If there’s something simple that you can learn from the rise of urgent care, it’s the idea that not everything is an actual medical emergency. Unless the city’s under attack by mutant lizard men or a zombie virus, the worst injury in an ER is someone with a broken nose.
Shouldn’t this be quite a relief for prospects? And more to the point, what’s wrong with idea that not all problems are such big time emergencies? You could be getting more medical leads that way!
Have you wondered if everyone likes getting the kind of panic-inducing cases you’d see in shows like E.R. or Grey’s Anatomy?
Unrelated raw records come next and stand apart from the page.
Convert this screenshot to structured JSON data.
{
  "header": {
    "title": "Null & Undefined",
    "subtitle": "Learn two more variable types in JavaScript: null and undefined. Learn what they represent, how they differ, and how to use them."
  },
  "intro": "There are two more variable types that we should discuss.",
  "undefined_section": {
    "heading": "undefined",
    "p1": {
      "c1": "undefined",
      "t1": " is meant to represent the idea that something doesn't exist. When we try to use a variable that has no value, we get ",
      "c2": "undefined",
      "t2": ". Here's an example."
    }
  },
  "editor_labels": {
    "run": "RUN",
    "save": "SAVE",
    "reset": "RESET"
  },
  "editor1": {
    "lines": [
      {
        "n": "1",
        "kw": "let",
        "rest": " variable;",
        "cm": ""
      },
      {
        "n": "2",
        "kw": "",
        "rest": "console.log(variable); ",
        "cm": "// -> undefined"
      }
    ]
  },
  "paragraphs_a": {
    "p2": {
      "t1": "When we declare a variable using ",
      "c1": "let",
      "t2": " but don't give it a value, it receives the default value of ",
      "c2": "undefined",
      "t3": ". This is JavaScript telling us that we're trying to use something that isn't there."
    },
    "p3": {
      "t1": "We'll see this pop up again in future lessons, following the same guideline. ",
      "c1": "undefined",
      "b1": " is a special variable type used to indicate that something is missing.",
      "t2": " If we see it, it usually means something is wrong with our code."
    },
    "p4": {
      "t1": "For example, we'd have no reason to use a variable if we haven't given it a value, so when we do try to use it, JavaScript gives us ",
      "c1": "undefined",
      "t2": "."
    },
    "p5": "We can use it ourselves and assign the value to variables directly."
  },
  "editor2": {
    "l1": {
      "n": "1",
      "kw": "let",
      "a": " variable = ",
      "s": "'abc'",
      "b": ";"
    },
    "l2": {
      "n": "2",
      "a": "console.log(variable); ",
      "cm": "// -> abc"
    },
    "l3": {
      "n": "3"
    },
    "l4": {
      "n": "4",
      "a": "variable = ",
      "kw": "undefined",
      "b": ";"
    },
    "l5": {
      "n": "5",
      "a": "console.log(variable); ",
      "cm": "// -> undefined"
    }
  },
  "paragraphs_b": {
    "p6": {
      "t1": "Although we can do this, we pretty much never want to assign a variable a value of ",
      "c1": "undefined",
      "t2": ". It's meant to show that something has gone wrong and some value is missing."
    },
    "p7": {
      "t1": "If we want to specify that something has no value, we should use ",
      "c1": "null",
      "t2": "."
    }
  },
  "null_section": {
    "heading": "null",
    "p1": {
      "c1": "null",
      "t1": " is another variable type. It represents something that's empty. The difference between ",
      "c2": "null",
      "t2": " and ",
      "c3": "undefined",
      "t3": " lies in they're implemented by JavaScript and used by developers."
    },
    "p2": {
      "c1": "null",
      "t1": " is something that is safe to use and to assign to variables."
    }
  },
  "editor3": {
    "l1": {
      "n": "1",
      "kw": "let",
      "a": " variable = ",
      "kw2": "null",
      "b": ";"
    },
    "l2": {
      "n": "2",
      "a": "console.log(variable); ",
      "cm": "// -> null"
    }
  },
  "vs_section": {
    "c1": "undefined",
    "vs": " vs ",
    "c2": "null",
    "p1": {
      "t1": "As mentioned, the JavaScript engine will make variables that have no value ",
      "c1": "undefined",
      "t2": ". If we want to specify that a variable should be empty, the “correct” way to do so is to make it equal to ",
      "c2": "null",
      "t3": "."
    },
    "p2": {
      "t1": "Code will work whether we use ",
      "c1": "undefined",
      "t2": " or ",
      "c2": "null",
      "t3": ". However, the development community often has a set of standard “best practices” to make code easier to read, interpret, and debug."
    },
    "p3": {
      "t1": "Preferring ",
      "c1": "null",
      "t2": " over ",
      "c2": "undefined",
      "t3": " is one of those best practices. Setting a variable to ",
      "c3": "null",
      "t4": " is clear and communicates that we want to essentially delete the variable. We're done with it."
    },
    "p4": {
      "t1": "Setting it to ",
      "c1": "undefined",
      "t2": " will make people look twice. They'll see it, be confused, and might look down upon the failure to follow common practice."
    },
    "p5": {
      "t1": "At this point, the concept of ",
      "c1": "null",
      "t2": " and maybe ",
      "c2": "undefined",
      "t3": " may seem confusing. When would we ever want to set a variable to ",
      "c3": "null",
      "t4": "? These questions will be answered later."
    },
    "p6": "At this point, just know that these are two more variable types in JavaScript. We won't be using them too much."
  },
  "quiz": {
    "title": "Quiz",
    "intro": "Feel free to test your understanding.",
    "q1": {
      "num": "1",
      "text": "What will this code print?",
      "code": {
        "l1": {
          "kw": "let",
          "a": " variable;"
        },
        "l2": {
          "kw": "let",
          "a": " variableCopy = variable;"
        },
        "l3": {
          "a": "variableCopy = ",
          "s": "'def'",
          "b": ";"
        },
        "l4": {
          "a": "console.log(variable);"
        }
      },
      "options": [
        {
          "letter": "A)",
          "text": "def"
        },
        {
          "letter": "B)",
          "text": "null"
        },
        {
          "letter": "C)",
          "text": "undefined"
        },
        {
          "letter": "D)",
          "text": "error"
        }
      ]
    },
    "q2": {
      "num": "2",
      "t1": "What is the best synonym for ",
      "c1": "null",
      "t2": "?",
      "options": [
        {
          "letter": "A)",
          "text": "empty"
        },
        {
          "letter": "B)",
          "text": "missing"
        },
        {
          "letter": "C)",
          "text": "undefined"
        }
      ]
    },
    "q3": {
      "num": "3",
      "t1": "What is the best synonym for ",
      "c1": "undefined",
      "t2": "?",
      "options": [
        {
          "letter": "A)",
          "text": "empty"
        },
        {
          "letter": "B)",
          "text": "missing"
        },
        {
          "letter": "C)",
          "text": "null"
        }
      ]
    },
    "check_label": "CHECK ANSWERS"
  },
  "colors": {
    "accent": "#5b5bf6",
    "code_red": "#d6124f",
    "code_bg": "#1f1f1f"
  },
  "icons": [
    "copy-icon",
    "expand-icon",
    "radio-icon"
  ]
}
If the answer is no, the same idea applies when you’re trying to understand a prospect’s pain points.
When you keep one or two problems from sounding a little too serious, here are some of the following ways it can help pave the way to a sale:
#1. It means you can solve it – It’s like when you call a plumber to fix your sink and the guy says he’s seen problems like it many times before. When you are honest about how easy a particular issue is (in your case it could be replacing broken equipment or managing new format for EMR), it demonstrates your expertise.
- #2. The problem is common – As earlier implied, it makes it easier to believe that a prospect isn’t alone with a particular problem. It makes it easier for them trust, say, your other customers who can testify that your solutions are practical. This is good if referrals form a central part of your B2B marketing strategy.
- #3. Difficult cases are expensive – When ailments get more serious, they generally also get more expensive. It’s not much of a different case when offering products and services to healthcare practices. Furthermore, an unhealthy focus on difficult cases can come with constantly playing with high stakes. The ROI on that can be harder to determine than just your marketing campaign’s.
Much like a lot of things in reality, sometimes the high-stress action-star emergencies are best as isolated events. Meanwhile, you get a lot more medical leads and repeat customers from just treating the B2B equivalent of a flesh wound.